> **RECORDS PROVIDED**
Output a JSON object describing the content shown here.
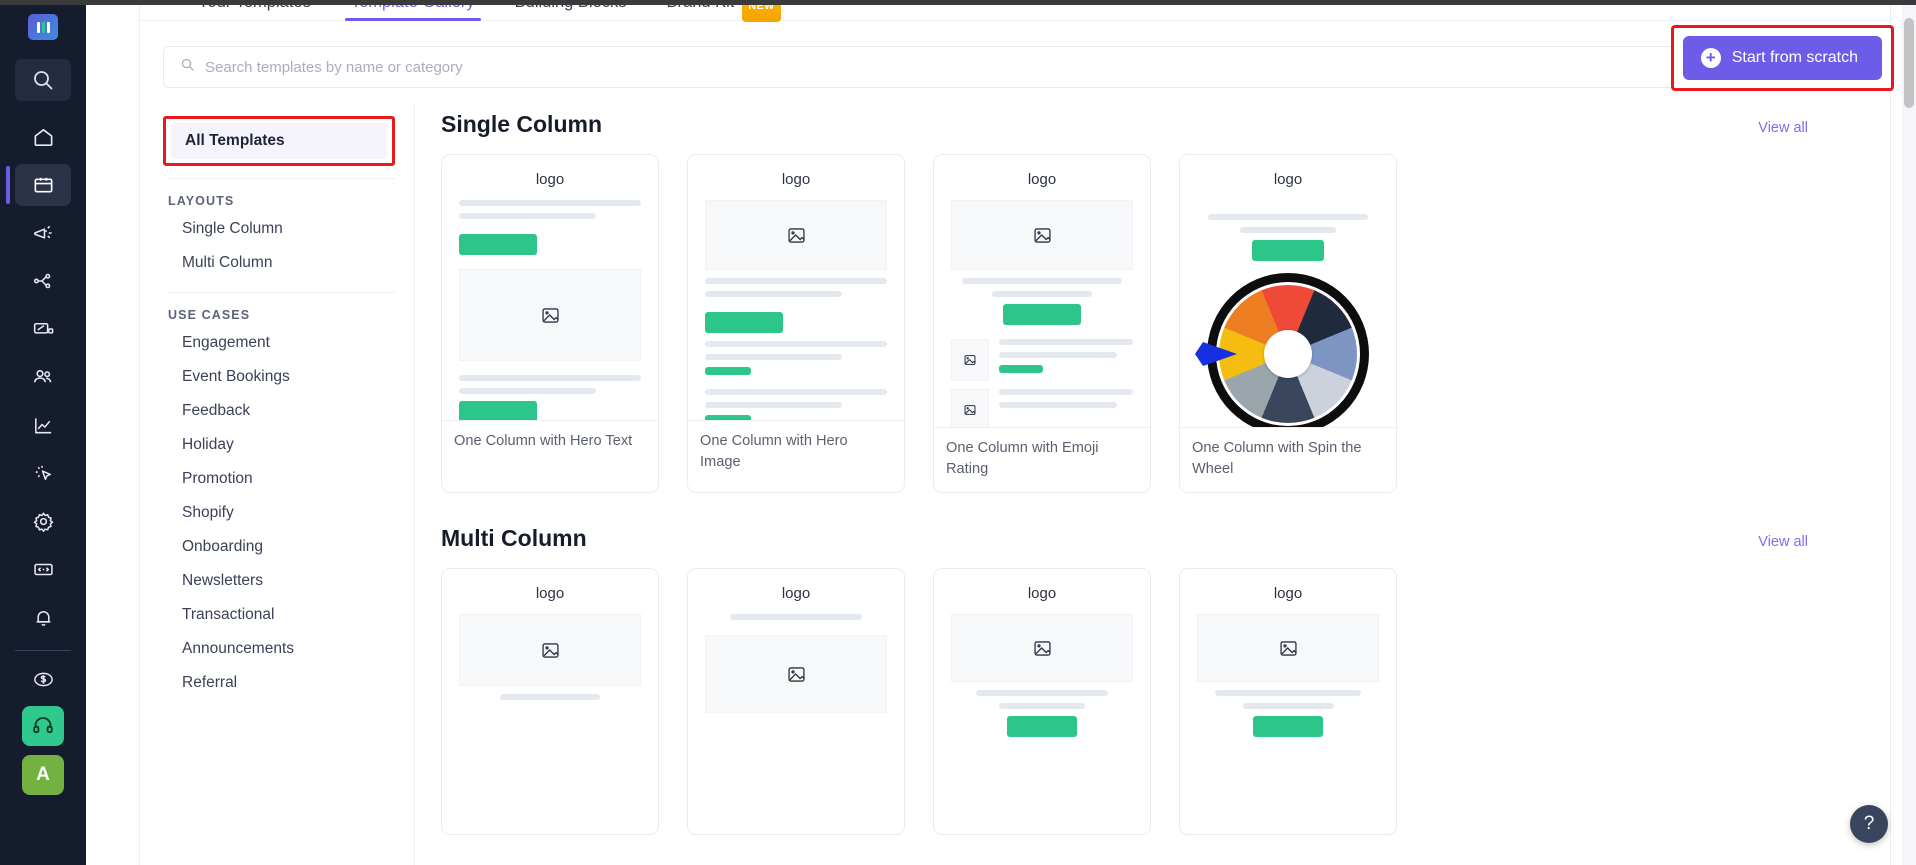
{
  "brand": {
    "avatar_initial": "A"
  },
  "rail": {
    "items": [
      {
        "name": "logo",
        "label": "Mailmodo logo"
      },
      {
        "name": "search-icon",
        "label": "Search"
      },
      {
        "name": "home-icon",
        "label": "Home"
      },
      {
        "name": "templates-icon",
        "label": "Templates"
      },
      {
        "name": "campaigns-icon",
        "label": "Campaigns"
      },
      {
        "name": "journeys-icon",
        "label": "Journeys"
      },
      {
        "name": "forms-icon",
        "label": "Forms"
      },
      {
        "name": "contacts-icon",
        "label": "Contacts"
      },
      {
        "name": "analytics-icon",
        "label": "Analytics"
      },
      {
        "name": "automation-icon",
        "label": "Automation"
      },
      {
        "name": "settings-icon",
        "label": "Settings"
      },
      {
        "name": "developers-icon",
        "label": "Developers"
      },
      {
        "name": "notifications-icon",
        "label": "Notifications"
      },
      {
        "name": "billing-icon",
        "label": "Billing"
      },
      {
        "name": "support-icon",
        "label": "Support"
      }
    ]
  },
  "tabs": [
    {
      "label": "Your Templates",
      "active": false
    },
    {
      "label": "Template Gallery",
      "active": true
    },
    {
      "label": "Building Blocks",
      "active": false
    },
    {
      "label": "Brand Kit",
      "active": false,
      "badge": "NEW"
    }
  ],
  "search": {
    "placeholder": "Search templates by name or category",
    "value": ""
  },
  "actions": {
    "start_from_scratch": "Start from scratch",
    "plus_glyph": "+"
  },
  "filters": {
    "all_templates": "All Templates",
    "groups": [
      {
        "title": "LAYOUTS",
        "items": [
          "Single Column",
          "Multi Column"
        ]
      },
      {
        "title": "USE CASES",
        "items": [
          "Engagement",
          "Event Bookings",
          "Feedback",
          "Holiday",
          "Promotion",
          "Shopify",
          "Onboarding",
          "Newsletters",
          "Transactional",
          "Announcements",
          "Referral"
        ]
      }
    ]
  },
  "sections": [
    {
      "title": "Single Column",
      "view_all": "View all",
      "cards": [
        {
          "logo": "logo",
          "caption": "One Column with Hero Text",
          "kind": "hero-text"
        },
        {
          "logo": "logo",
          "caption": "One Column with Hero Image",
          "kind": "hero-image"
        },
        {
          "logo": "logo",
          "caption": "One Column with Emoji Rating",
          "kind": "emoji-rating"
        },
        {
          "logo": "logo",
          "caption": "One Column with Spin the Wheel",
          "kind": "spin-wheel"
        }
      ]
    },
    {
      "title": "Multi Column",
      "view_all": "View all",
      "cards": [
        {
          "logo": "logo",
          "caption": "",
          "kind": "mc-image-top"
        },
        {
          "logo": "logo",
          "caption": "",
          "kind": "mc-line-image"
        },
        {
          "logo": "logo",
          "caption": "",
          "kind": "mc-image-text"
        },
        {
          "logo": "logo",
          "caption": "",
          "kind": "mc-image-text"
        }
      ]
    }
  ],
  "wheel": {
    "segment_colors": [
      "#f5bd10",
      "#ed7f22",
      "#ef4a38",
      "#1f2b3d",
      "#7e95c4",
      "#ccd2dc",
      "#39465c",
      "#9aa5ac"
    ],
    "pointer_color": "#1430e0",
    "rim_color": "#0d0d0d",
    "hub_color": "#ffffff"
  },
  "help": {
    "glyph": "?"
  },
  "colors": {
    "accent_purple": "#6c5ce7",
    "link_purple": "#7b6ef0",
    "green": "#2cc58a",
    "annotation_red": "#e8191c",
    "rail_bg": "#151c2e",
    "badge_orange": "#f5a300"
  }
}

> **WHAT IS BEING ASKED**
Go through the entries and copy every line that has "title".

> **ANSWER SPACE**
        "title": "LAYOUTS",
        "title": "USE CASES",
      "title": "Single Column",
      "title": "Multi Column",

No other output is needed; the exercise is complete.